desirable recent service history, so some common faults to look
- Check engine light as indicated above. Even if you are not
re-using the engine management system, the EML light is a good
indication of basic engine health.
- Camshaft oil feeders are secured by banjo bolts very similar
to those used on fuel rails. These can come loose and the result
is worn cam lobes. A simple fix is to 'wire' them so that they
cannot undo. Worst case is camshaft and hydraulic tappet replacement.
- Noisy timing chain. On high mileage engines these can stretch,
replacement of the chain and tensioner cures any further problems.
- Electronic throttle bodies. The motors driving them become worn,
causing erratic idle and poor response. These parts are hugely
expensive if you can find them at all. The good news, is that
they are easy to dismantle, clean and overhaul if you are careful.
- HT leads. These break down eventually as with any engine. Problems
manifest themselves as miss-fires at high RPM's and general poor
running. Caps and rotor arms should be changed at the same time.
The cap and rotor are identical to those used on the BMW 325,
so replacements are cheap and easily available.
The blocks are manufactured using a special alloy called Nikasil.
It is extremely unlikely to suffer and wear on the block in a well
maintained engine, but if wear has occurred to a large extent, its
going to require expensive parts. When replacing rings, the most
normally required is to scour the bores clean with a scotch pad.
Obviously if you are going to the extent of changing the rings,
it makes sense to do the big end bearings at the same time. Some
enthusiasts I have spoken to have recommended against touching the
main bearings at all, although I take this advice with a pinch of
Note: Thanks to Neil for pointing out an error
here. It should be noted that the block is actually aluminium. It
is just the cylinder bores that are treated with Nikasil, A surface
hardening treatment. It is this surface that if damaged, is extremely
expensive to repair.
A modification to read the fault codes from the engine management
system can be performed by modifying the dashboard if you are missing
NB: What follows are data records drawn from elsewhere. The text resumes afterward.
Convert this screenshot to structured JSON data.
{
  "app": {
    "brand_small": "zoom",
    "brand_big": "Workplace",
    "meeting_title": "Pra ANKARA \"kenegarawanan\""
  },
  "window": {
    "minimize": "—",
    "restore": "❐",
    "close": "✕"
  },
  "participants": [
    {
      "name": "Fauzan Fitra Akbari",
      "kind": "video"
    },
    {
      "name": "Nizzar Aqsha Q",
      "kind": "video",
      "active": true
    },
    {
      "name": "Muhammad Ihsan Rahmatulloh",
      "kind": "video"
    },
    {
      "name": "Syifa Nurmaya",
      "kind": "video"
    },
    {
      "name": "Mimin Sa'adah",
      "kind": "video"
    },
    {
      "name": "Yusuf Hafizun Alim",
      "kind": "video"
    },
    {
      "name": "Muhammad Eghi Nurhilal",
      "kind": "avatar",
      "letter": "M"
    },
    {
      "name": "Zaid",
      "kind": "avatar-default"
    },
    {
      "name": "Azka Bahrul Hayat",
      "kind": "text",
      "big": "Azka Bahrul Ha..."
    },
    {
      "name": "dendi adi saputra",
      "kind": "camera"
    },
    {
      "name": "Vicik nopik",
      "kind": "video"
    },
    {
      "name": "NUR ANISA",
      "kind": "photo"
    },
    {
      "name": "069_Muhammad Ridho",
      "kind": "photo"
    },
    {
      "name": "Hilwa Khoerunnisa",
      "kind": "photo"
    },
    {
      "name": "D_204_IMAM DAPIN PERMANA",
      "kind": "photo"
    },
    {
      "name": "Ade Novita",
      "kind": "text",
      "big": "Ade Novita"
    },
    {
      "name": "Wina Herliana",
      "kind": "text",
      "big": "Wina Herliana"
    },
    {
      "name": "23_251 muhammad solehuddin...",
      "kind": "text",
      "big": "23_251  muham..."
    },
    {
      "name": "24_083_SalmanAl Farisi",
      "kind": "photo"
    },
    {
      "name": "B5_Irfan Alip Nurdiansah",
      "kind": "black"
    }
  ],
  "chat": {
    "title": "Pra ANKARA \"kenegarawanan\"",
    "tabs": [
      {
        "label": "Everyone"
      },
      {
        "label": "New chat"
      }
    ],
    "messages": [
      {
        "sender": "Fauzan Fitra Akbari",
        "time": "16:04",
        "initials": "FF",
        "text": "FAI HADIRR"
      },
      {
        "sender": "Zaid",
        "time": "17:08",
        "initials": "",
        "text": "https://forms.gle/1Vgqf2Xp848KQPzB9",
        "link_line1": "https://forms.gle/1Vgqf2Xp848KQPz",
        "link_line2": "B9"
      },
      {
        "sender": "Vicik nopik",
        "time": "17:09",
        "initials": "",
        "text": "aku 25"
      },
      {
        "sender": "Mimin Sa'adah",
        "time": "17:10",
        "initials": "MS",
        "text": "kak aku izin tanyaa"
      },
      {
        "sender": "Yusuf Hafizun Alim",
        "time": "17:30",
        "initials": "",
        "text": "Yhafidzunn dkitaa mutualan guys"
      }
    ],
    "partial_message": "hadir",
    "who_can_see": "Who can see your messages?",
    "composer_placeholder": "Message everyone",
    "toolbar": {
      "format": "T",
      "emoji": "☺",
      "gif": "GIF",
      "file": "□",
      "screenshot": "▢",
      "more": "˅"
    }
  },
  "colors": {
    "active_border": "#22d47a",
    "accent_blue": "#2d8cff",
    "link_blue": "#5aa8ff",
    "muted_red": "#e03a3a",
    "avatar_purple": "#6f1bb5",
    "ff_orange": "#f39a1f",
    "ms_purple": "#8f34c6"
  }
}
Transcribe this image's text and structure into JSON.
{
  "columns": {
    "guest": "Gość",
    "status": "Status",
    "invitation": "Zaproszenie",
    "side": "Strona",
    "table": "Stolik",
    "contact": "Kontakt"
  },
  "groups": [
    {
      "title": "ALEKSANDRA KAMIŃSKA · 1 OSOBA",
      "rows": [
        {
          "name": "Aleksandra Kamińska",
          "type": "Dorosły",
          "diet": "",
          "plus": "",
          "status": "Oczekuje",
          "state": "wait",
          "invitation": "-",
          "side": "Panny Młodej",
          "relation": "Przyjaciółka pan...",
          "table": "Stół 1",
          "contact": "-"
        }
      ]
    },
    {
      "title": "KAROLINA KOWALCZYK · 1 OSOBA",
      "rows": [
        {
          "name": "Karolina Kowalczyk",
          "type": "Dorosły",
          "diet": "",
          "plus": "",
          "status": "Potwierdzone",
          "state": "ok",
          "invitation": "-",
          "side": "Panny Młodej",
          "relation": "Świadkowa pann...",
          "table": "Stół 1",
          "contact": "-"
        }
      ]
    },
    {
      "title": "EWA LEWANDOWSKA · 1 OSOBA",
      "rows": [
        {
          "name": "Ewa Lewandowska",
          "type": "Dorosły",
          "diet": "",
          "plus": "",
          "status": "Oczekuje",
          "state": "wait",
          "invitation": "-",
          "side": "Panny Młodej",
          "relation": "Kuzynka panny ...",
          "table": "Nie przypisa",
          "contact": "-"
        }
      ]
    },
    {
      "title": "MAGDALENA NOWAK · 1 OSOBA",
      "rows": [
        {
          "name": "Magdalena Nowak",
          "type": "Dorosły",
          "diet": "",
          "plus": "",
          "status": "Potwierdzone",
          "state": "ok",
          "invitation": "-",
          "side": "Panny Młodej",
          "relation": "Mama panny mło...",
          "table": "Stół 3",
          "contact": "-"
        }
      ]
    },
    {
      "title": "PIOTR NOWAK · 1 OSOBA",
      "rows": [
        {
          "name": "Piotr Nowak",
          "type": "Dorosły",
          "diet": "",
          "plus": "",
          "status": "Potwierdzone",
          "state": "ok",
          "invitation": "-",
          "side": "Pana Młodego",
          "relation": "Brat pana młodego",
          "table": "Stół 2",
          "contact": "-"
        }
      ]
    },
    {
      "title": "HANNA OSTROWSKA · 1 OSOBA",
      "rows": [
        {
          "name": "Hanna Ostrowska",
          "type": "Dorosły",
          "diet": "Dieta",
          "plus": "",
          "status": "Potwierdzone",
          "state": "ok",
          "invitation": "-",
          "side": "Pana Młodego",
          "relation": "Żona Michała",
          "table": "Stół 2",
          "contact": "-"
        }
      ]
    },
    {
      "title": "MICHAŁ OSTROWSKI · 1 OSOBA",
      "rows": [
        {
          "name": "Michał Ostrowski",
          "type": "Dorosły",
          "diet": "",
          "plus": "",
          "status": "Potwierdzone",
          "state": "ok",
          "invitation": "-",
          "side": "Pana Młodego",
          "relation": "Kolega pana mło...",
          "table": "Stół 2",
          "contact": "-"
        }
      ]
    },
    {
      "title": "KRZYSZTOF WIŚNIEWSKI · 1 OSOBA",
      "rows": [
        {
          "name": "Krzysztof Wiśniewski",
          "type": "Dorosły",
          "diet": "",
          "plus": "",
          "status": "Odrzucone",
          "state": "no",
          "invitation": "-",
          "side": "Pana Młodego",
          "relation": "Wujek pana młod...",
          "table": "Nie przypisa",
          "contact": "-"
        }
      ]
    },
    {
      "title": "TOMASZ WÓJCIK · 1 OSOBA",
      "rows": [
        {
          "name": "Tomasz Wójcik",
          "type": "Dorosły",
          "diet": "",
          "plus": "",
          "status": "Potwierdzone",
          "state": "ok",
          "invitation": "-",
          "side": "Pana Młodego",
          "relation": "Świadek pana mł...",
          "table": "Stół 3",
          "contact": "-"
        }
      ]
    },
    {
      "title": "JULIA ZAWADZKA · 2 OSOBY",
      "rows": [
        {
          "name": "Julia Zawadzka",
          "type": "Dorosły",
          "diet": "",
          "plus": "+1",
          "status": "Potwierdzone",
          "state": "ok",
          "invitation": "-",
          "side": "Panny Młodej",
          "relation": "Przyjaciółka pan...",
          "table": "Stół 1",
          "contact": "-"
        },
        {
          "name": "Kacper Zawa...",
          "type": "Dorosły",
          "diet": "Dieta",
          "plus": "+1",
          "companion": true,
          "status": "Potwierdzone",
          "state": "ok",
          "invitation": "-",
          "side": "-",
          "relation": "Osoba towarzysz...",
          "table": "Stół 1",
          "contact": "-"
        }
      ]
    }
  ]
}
a fault code reader, using what's called the 'stamp down' procedure.
This procedure may not work on european sourced vehicles. Details
can be found on the e32 register forum.